Forte Belvedere, a magnificent panoramic point over Florence
For centuries the Forte Belvedere has carried out its military functions, without however ever having to face attacks or sieges. Thus, already in the eighteenth century the Grand Duke Pietro Leopoldo opened it to citizens who were finally able to enjoy this magnificent balcony overlooking Florence.
In the 1950s the Forte Belvedere definitively lost its military function and was restored to be converted to the functions it still performs today. At the end of the 90s, after a period of neglect, the fort was subjected to a new restoration project that allowed the complex to be restored to its former glory.
Exhibitions at Forte Belvedere
Today the Forte di Belvedere represents one of the most fascinating exhibitions in the whole city. Over time it has hosted numerous shows and exhibitions that have found here a truly unique location with unmistakable charm. Henry Moore, to whom an exhibition was dedicated in 1972, spent these words on the Fort:
“In fact, there is no place in the world to exhibit sculptures outdoors, in relation to an architecture and a city, better than the Forte di Belvedere, with its imposing surroundings and wonderful views towards Florence”.
Since then, many other exhibitions have taken place at the Forte Belvedere. Between these:
- Dani Karavan – 1978
- Umberto Mastroianni – 1981
- Mario Ceroli – 1983
- Michelangelo Pistoletto – 1984
- Arnaldo Pomodoro – 1986
- L’Idea Ferrari – 1990
- Fernando Botero – 1991
- Mimmo Paladino – 1993
- Belvedere dell’arte “Orizzonti” – 2003
- Jean-Michel Folon – 2005
Up to the most recent:
- Zhang Huan, “L’anima e la materia – Soul and Matter” – 2013
- Giuseppe Penone, “prospettiva vegetale” – 2014
- Antony Gormley, “Human” – 2015
- Jan Fabre, “Spiritual Guards” – 2016
- “YTALIA. Energia Pensiero Bellezza” – 2017

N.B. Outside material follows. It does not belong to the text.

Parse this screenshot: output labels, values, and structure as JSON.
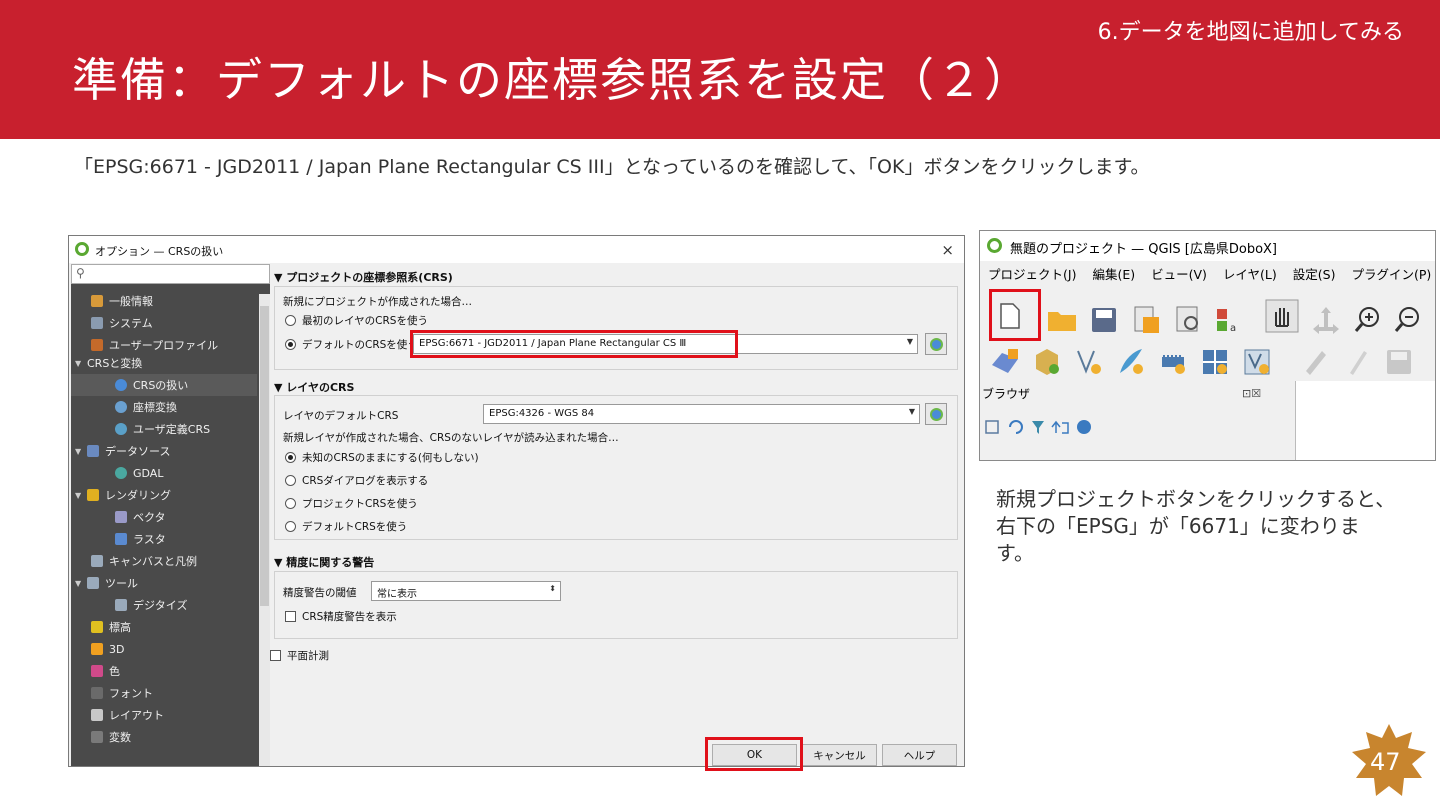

- Eliseo Mattiacci, “Gong” – 2018
- Massimo Listri, “A perfect Day” and Davide Rivalta, “My Land” – 2019
- Rä di Martino, “Play it again” and “FOTOGRAFE!” – 2022
Aperitif in Forte Belvedere
Another great reason to visit the Forte Belvedere in Florence is that here you will find a bar where you can have an aperitif. At the time of writing this article, the Fort remains open until 8 in the evening, a time that allows you to comfortably make your pre-dinner aperitif. The price is not the cheapest (a beer and a Hugo, accompanied by a bowl of chips… 17 euros!) but the location is remarkable and the view is priceless.
Forte Belvedere: timetables, prices and tickets
In 2022 the Forte Belvedere reopened to the public from 18 June to 2 October, from Tuesday to Sunday from 10 am to 8 pm. Entrance to the outdoor spaces is free and payment of the ticket is required only to visit the exhibitions that are inside. The full ticket costs 10 euros, the reduced 5.
If desired, the MUS.E Association organizes guided tours that last just under an hour and cost 3 euros (1.50 the reduced ticket); here you will find the link to book the guided tour. For more information on timetables and tickets I also leave you the link to the dedicated page on the website of the Municipality of Florence.
How to reach Forte Belvedere
Forte Belvedere is located on a hill and for some it may be tiring to reach on foot. In any case, coming from Ponte Vecchio or the Lungarno you can reach it on foot in just over 10 minutes along Costa San Giorgio or Costa dei Magnoli. Along the way I also point out the Church of San Giorgio alla Costa, which I recommend you visit if you find it open, the birthplace of Galileo Galilei and one of the entrances to Villa Bardini.
If you don’t want to, or can’t, tackle the climb on foot, you can also reach Forte Belvedere with your car. In fact, around the Fort there are some parking lots even if there are not many places.